A very small aside just as I finish; over in St. Brigid’s Church, Ballinakill last Thursday morning, one young man by the name of Cian told me he was taking Denis for Confirmation ‘after the Bishop’. I am reminded of the story well told of the young boy who told the Bishop he was taking John; the Bishop very impressed asked him ‘was it after John the Baptist?’, to which the young lad replied ‘no, it was after the John Deere tractor’! Once again I thank the priests for their huge commitment to the shared vision of diocese and thank you, their family, parishioners and friends for supporting us in our ministry as together we renew our priestly promises …

Words of Appreciation: 

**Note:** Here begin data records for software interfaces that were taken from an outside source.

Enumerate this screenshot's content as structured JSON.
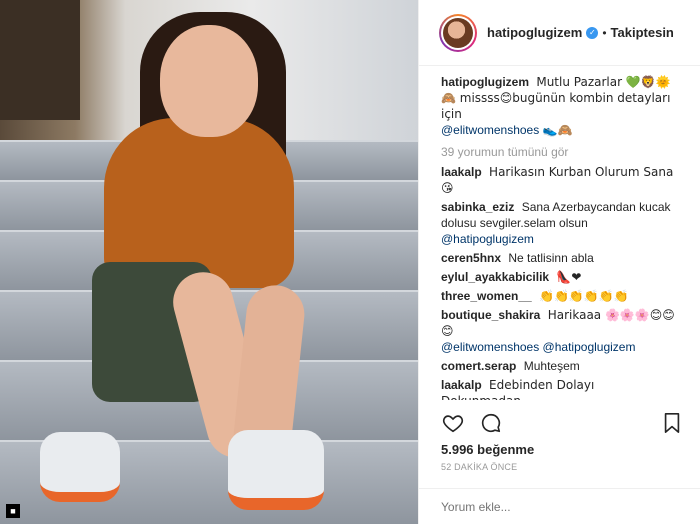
{
  "post": {
    "username": "hatipoglugizem",
    "verified_icon": "verified-badge-icon",
    "follow_status": "Takiptesin",
    "caption": {
      "username": "hatipoglugizem",
      "text_1": "Mutlu Pazarlar 💚🦁🌞",
      "text_2": "🙈 missss😊bugünün kombin detayları için",
      "mention": "@elitwomenshoes",
      "text_3": "👟🙈"
    },
    "view_all": "39 yorumun tümünü gör",
    "likes": "5.996 beğenme",
    "time": "52 DAKİKA ÖNCE",
    "comment_placeholder": "Yorum ekle..."
  },
  "comments": [
    {
      "user": "laakalp",
      "text": "Harikasın Kurban Olurum Sana😘",
      "mention": ""
    },
    {
      "user": "sabinka_eziz",
      "text": "Sana Azerbaycandan kucak dolusu sevgiler.selam olsun",
      "mention": "@hatipoglugizem"
    },
    {
      "user": "ceren5hnx",
      "text": "Ne tatlisinn abla",
      "mention": ""
    },
    {
      "user": "eylul_ayakkabicilik",
      "text": "👠❤",
      "mention": ""
    },
    {
      "user": "three_women__",
      "text": "👏👏👏👏👏👏",
      "mention": ""
    },
    {
      "user": "boutique_shakira",
      "text": "Harikaaa 🌸🌸🌸😊😊😊",
      "mention": "@elitwomenshoes @hatipoglugizem"
    },
    {
      "user": "comert.serap",
      "text": "Muhteşem",
      "mention": ""
    },
    {
      "user": "laakalp",
      "text": "Edebinden Dolayı Dokunmadan.. Görmeden....Göremeden.🌷 Özleyen",
      "mention": ""
    }
  ],
  "icons": {
    "like": "heart-icon",
    "comment": "comment-icon",
    "save": "bookmark-icon"
  }
}
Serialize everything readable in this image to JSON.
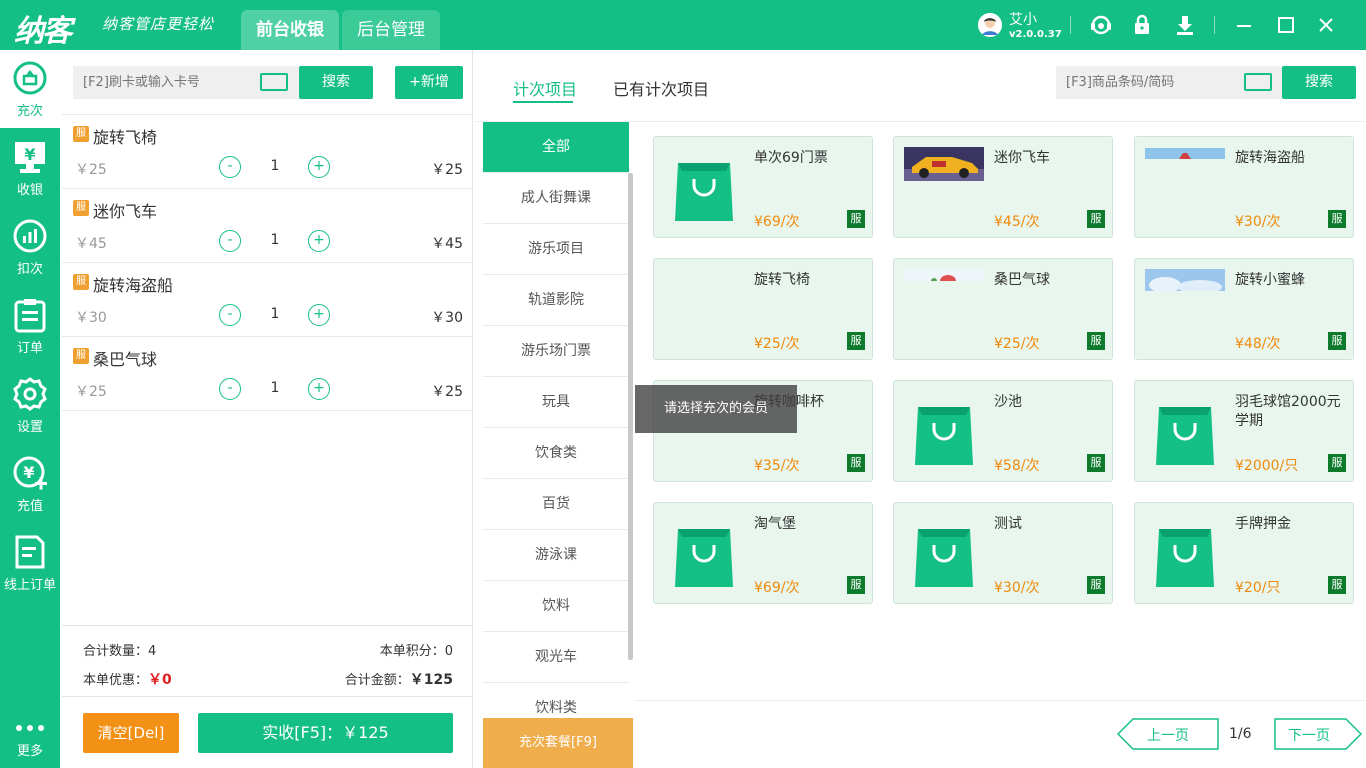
{
  "header": {
    "logo": "纳客",
    "slogan": "纳客管店更轻松",
    "tabs": [
      {
        "label": "前台收银"
      },
      {
        "label": "后台管理"
      }
    ],
    "user_name": "艾小",
    "version": "v2.0.0.37"
  },
  "sidebar": {
    "items": [
      {
        "label": "充次",
        "icon": "recharge-count-icon"
      },
      {
        "label": "收银",
        "icon": "cashier-icon"
      },
      {
        "label": "扣次",
        "icon": "deduct-icon"
      },
      {
        "label": "订单",
        "icon": "order-icon"
      },
      {
        "label": "设置",
        "icon": "gear-icon"
      },
      {
        "label": "充值",
        "icon": "topup-icon"
      },
      {
        "label": "线上订单",
        "icon": "online-order-icon"
      },
      {
        "label": "更多",
        "icon": "more-icon"
      }
    ]
  },
  "left": {
    "card_placeholder": "[F2]刷卡或输入卡号",
    "search_label": "搜索",
    "add_label": "+新增",
    "cart": [
      {
        "badge": "服",
        "name": "旋转飞椅",
        "price": "￥25",
        "qty": "1",
        "total": "￥25"
      },
      {
        "badge": "服",
        "name": "迷你飞车",
        "price": "￥45",
        "qty": "1",
        "total": "￥45"
      },
      {
        "badge": "服",
        "name": "旋转海盗船",
        "price": "￥30",
        "qty": "1",
        "total": "￥30"
      },
      {
        "badge": "服",
        "name": "桑巴气球",
        "price": "￥25",
        "qty": "1",
        "total": "￥25"
      }
    ],
    "minus": "-",
    "plus": "+",
    "summary": {
      "count_label": "合计数量：4",
      "points_label": "本单积分：0",
      "discount_label": "本单优惠：",
      "discount_value": "￥0",
      "total_label": "合计金额：",
      "total_value": "￥125"
    },
    "clear_label": "清空[Del]",
    "pay_label": "实收[F5]：￥125"
  },
  "right": {
    "tabs": [
      {
        "label": "计次项目"
      },
      {
        "label": "已有计次项目"
      }
    ],
    "barcode_placeholder": "[F3]商品条码/简码",
    "search_label": "搜索",
    "categories": [
      "全部",
      "成人街舞课",
      "游乐项目",
      "轨道影院",
      "游乐场门票",
      "玩具",
      "饮食类",
      "百货",
      "游泳课",
      "饮料",
      "观光车",
      "饮料类"
    ],
    "package_label": "充次套餐[F9]",
    "products": [
      {
        "name": "单次69门票",
        "price": "¥69/次",
        "badge": "服",
        "img": "bag"
      },
      {
        "name": "迷你飞车",
        "price": "¥45/次",
        "badge": "服",
        "img": "car"
      },
      {
        "name": "旋转海盗船",
        "price": "¥30/次",
        "badge": "服",
        "img": "sky-strip"
      },
      {
        "name": "旋转飞椅",
        "price": "¥25/次",
        "badge": "服",
        "img": "none"
      },
      {
        "name": "桑巴气球",
        "price": "¥25/次",
        "badge": "服",
        "img": "balloon-strip"
      },
      {
        "name": "旋转小蜜蜂",
        "price": "¥48/次",
        "badge": "服",
        "img": "cloud"
      },
      {
        "name": "旋转咖啡杯",
        "price": "¥35/次",
        "badge": "服",
        "img": "none"
      },
      {
        "name": "沙池",
        "price": "¥58/次",
        "badge": "服",
        "img": "bag"
      },
      {
        "name": "羽毛球馆2000元学期",
        "price": "¥2000/只",
        "badge": "服",
        "img": "bag"
      },
      {
        "name": "淘气堡",
        "price": "¥69/次",
        "badge": "服",
        "img": "bag"
      },
      {
        "name": "测试",
        "price": "¥30/次",
        "badge": "服",
        "img": "bag"
      },
      {
        "name": "手牌押金",
        "price": "¥20/只",
        "badge": "服",
        "img": "bag"
      }
    ],
    "tooltip": "请选择充次的会员",
    "prev_label": "上一页",
    "next_label": "下一页",
    "page": "1/6"
  },
  "colors": {
    "brand": "#14bf86",
    "price": "#f08a0a",
    "clear": "#f39016",
    "package": "#efad4c",
    "badge": "#0d7a2c"
  }
}
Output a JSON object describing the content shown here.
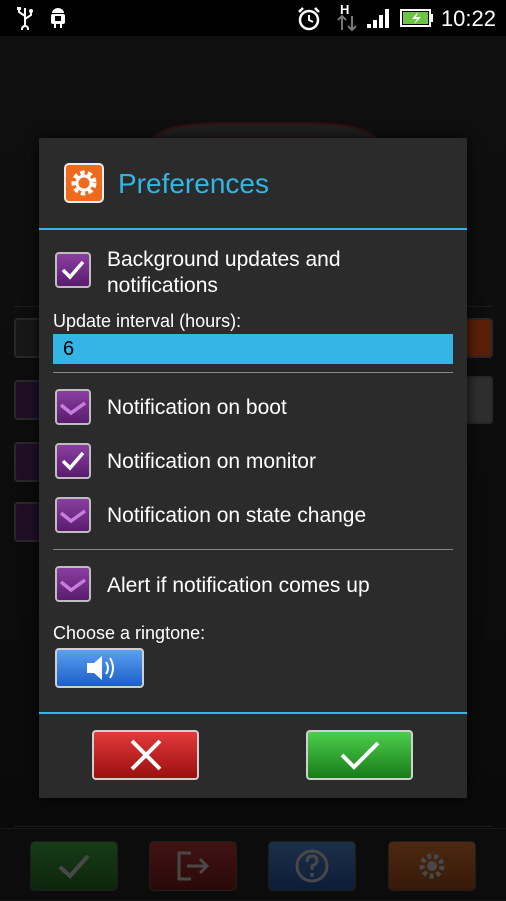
{
  "status_bar": {
    "time": "10:22",
    "icons": [
      "usb-icon",
      "android-debug-icon",
      "alarm-icon",
      "hspa-data-icon",
      "signal-icon",
      "battery-charging-icon"
    ],
    "network_label": "H"
  },
  "dialog": {
    "title": "Preferences",
    "title_icon": "gear-icon",
    "background_updates": {
      "label": "Background updates and notifications",
      "checked": true
    },
    "update_interval": {
      "label": "Update interval (hours):",
      "value": "6"
    },
    "notification_boot": {
      "label": "Notification on boot",
      "checked": true
    },
    "notification_monitor": {
      "label": "Notification on monitor",
      "checked": true
    },
    "notification_state_change": {
      "label": "Notification on state change",
      "checked": true
    },
    "alert_notification": {
      "label": "Alert if notification comes up",
      "checked": true
    },
    "ringtone": {
      "label": "Choose a ringtone:",
      "icon": "speaker-icon"
    },
    "cancel_icon": "close-icon",
    "ok_icon": "check-icon"
  },
  "bottom_bar": {
    "buttons": [
      "check-icon",
      "exit-icon",
      "help-icon",
      "gear-icon"
    ]
  },
  "colors": {
    "accent": "#33b5e5",
    "checkbox": "#7a2f90",
    "cancel": "#c41e1e",
    "ok": "#2e9e2e",
    "ringtone": "#2f6fd6"
  }
}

  • All involved in our splendid liturgy this Monday of Holy Week
  • The Diocesan Commission for Liturgical Formation – chaired by Eileen Good
  • The Diocesan M.C. – Fr. Liam Morgan
  • The 130 strong Diocesan Choir conducted by Fr. Liam Lawton, accompanied by Marian Gaynor, and for special mention the Diocesan Choral Scholars this year.
  • John Cummins Adm, Fr. Rory Nolan, Sr, Dolores & The Cathedral Parish Team
  • The two Permanent Deacons who assisted at this Mass and indeed the service the eight Permanent Deacons offer our Diocese.
  • Julie Kavanagh and the team at FDS for their help with printing the booklet
  • All of you who travelled from the 56 parishes of the Diocese
  • Kevin O’Neill & Carlow College for hosting the refreshments once again after our Chrism Mass